China Luxury Forecast Reveals Change In Spending
Luxury shoes, cosmetics, and wines, spirits are winners in slowing, cautious market
- Louis Vuitton leads all-European group of top 10 luxury brands in China
- More Chinese buying luxury products in exclusive brand stores on the Mainland rather than splurging overseas
- Social media plays more important role in influencing consumers
The Ruder Finn/Ipsos China Luxury Forecast 2012 reveals that the luxury goods market is still relatively growing in a cautious China market and significant new consumer spending patterns are emerging.
The Ruder Finn/Ipsos China Luxury Forecast was conducted in June and surveyed 1135 luxury consumers on the mainland who earned more than RMB 100, 000 annually. About 69% were under the age of 35 reflecting the booming potential of luxury consumer market in China.
“In the past 12 months the luxury market was going strong but we see consumers are cautiously planning for the next year because of the economic news they keep reading about and this could lead to a relative slowdown. But they will not stop shopping. They will just be buying different luxury items,” says Simon Tye, Executive Director of Ipsos.
Luxury-brand watches appear to be off the shopping list with 54 percent of respondents saying they plan to spend less on watches over the next 12 months. Hand bags (48% of respondents) and jewelry (48%) are also not priorities for the coming year.
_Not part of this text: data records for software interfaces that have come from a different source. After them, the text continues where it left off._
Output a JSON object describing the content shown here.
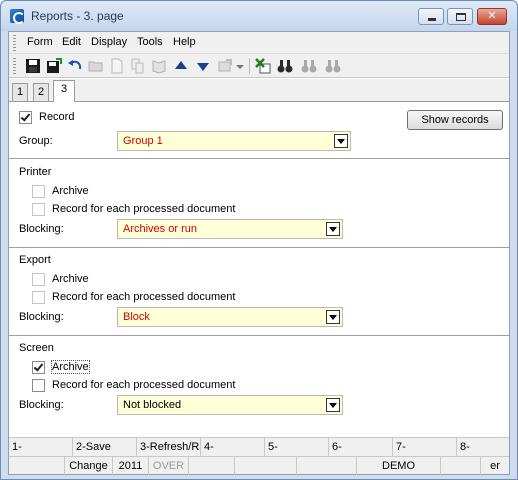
{
  "window": {
    "title": "Reports - 3. page"
  },
  "menu": [
    "Form",
    "Edit",
    "Display",
    "Tools",
    "Help"
  ],
  "toolbar_icons": [
    "save-icon",
    "save-as-icon",
    "undo-icon",
    "open-folder-icon",
    "new-document-icon",
    "copy-document-icon",
    "book-icon",
    "arrow-up-icon",
    "arrow-down-icon",
    "options-icon",
    "dropdown-arrow-icon",
    "excel-export-icon",
    "binoculars-icon",
    "binoculars-prev-icon",
    "binoculars-next-icon"
  ],
  "tabs": [
    "1",
    "2",
    "3"
  ],
  "record": {
    "checkbox_label": "Record",
    "checked": true,
    "show_records_label": "Show records",
    "group_label": "Group:",
    "group_value": "Group 1"
  },
  "printer": {
    "title": "Printer",
    "archive_label": "Archive",
    "archive_checked": false,
    "record_each_label": "Record for each processed document",
    "record_each_checked": false,
    "blocking_label": "Blocking:",
    "blocking_value": "Archives or run"
  },
  "export": {
    "title": "Export",
    "archive_label": "Archive",
    "archive_checked": false,
    "record_each_label": "Record for each processed document",
    "record_each_checked": false,
    "blocking_label": "Blocking:",
    "blocking_value": "Block"
  },
  "screen": {
    "title": "Screen",
    "archive_label": "Archive",
    "archive_checked": true,
    "record_each_label": "Record for each processed document",
    "record_each_checked": false,
    "blocking_label": "Blocking:",
    "blocking_value": "Not blocked"
  },
  "fkeys": [
    "1-",
    "2-Save",
    "3-Refresh/R",
    "4-",
    "5-",
    "6-",
    "7-",
    "8-"
  ],
  "status": {
    "mode": "Change",
    "year": "2011",
    "overwrite": "OVER",
    "database": "DEMO",
    "lang": "er"
  },
  "colors": {
    "value_red": "#d00000",
    "field_bg": "#ffffd8",
    "title_text": "#1e395b"
  }
}
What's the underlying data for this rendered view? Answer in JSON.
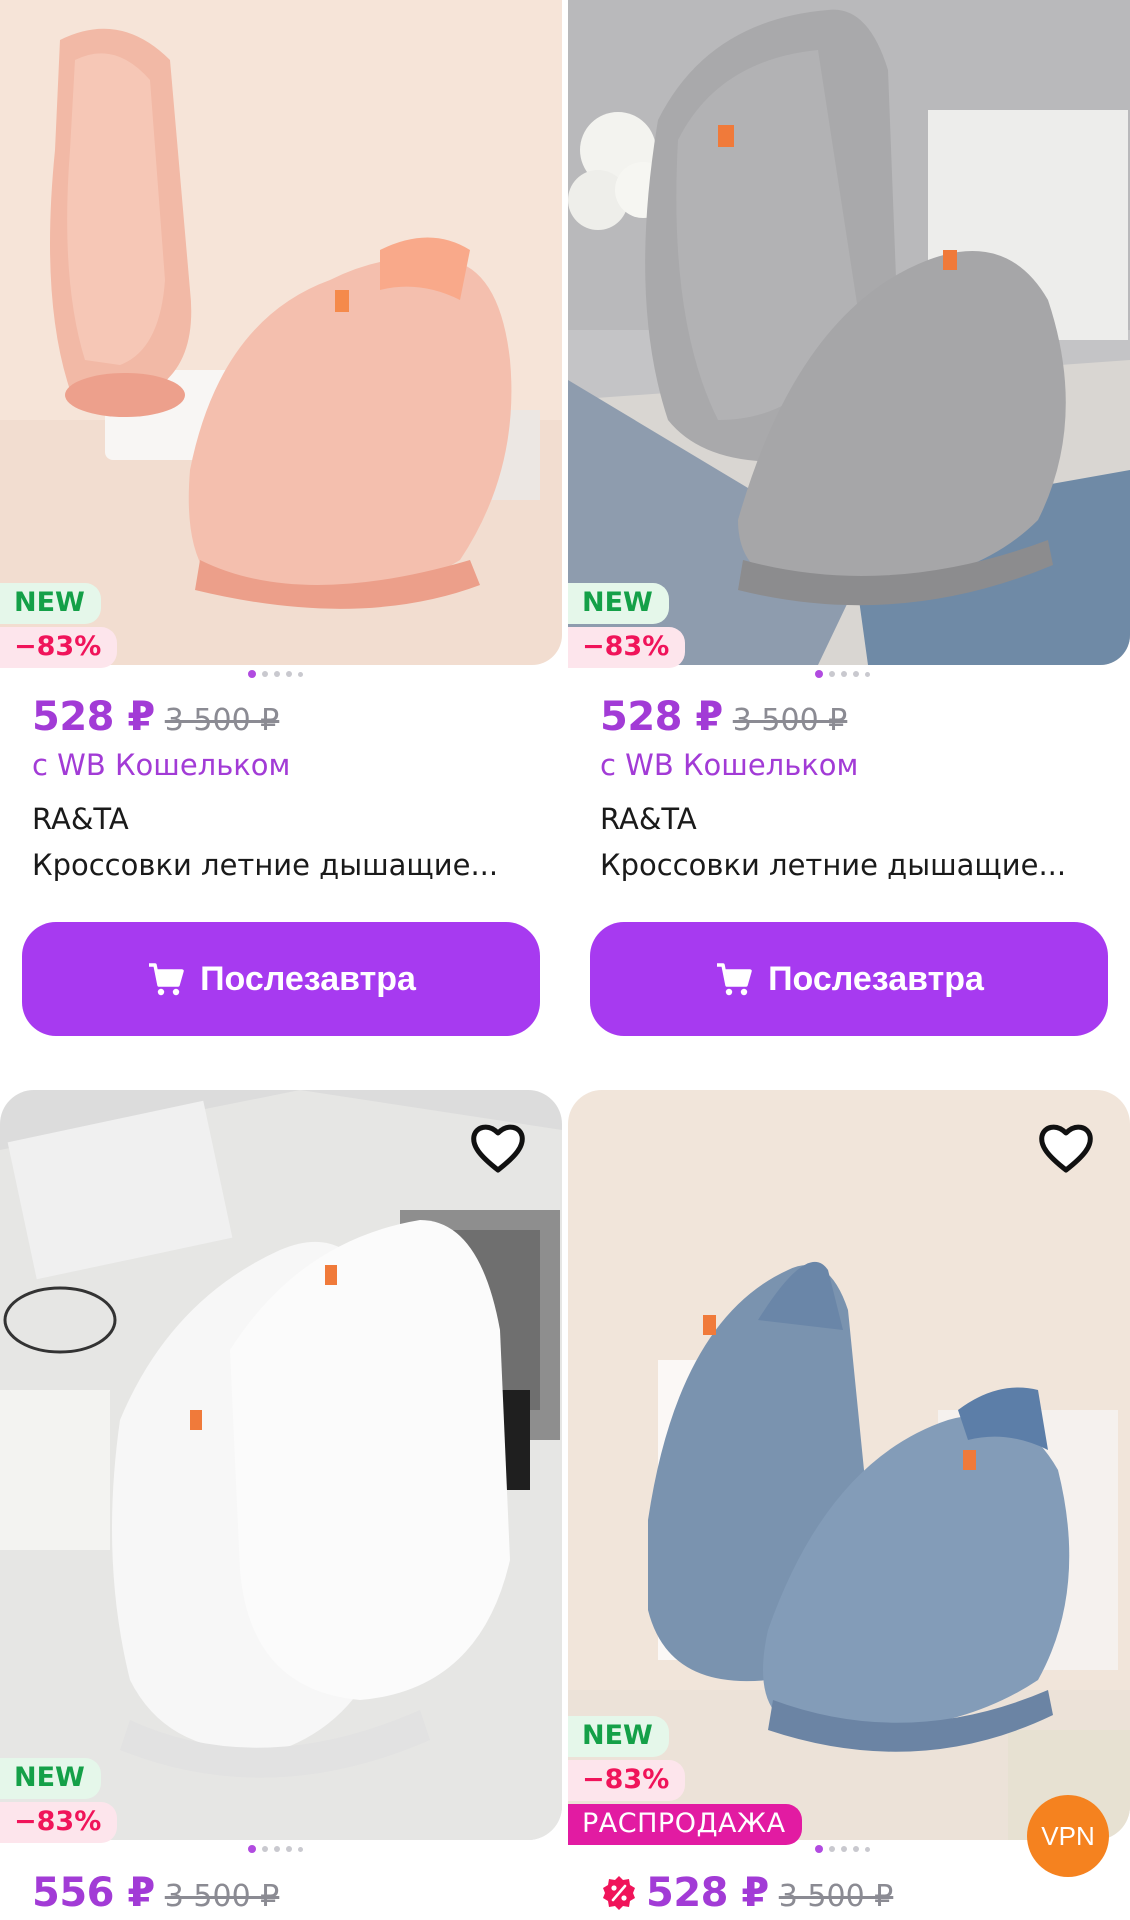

But respondents said they would increase spending on luxury cosmetics (43%), high-end shoes (43%), and top-brand wines, spirits and cigars (40%).
Elan Shou, Managing Director and Vice President of Ruder Finn Asia said Chinese consumers buy luxury products mainly to reward themselves and to reflect their taste, personality and build confidence and will continue to do so this year. “We are seeing a change in spending patterns, not a drop in the desire for luxury items,” Ms Shou says.
One aspect of the luxury market that has not changed was the status of established luxury brands in the Chinese mindset. According to the Ruder Finn/Ipsos China Luxury Forecast, Louis Vuitton was ranked No.1 with a Top of Mind (TOM) awareness of 39% (without prompting) and a spontaneous recall (Spon) of 65%. The French fashion icon was followed by nine other European big-name brands.
One of the major changes is that China itself has become the major destination for buying luxury goods in 2012 replacing Hong Kong and Europe in the 2011 survey. And exclusive brand stores are the most popular point of sale for Chinese consumers to purchase luxury goods.
However, there has been a major spark in online shopping with an average of 10% of luxury goods purchased via the Internet (about 17% of luxury cosmetics were bought online). Considering the relatively young age of the consumers, almost 80% use or intend to use social media to understand more about luxury brands and products.